→ **AVAILABLE RECORDS**
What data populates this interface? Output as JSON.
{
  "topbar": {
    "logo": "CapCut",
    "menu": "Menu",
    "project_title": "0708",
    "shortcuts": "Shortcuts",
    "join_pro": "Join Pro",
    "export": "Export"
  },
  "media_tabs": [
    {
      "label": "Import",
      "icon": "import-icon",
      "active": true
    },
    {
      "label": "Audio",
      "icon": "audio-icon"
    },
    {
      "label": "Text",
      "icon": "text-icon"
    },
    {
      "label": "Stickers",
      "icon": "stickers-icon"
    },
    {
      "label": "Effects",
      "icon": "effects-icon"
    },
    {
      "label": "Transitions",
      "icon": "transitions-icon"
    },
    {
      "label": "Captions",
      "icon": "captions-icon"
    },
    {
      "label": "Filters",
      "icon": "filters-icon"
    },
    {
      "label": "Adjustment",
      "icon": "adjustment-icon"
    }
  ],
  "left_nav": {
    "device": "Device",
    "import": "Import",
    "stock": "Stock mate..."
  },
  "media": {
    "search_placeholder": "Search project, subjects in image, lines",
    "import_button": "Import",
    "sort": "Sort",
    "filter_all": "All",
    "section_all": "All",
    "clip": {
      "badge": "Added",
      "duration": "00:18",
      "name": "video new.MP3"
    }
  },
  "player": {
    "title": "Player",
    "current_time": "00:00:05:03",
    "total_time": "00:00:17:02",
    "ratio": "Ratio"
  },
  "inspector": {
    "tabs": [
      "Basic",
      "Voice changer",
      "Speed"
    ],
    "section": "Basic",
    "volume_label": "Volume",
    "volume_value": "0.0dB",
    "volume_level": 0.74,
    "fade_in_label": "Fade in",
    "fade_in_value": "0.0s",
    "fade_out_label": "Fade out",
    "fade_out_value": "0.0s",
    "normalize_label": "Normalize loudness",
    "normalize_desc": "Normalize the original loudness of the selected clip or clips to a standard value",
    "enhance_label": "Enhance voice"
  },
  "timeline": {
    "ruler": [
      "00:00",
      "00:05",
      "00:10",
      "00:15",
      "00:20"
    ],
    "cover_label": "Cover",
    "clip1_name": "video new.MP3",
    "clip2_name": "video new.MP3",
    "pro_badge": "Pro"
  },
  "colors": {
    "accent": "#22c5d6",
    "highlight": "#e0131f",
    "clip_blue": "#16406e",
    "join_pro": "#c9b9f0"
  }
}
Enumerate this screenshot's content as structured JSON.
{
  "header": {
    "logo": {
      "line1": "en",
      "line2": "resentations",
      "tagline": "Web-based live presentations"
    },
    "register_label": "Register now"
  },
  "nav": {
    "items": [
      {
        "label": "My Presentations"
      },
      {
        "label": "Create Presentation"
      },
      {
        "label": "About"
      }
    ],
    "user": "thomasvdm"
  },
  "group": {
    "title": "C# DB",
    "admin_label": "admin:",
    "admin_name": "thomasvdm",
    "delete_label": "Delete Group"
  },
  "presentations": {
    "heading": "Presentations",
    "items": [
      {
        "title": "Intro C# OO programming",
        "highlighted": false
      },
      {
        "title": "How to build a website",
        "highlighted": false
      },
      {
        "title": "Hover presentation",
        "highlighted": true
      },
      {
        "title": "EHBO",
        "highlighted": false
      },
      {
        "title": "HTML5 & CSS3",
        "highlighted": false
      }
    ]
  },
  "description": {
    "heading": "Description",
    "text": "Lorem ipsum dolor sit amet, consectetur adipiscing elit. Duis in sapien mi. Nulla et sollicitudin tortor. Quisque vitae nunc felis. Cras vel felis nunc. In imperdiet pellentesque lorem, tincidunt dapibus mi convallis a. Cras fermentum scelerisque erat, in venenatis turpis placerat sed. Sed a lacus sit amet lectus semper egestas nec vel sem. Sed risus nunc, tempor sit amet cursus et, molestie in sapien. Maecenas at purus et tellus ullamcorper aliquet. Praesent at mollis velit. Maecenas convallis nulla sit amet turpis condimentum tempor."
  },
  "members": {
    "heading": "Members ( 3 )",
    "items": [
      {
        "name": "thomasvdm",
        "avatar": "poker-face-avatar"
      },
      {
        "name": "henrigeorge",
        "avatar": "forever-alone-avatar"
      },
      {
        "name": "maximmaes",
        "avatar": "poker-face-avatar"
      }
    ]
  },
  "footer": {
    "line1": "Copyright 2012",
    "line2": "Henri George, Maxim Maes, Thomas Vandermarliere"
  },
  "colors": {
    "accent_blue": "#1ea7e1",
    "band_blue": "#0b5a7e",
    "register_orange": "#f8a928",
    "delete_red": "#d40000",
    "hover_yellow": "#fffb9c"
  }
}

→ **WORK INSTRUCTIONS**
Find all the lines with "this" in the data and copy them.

→ **RESPONSE TO THE TASK**
What data populates this interface? Output as JSON.
Enumerate this screenshot's content as structured JSON.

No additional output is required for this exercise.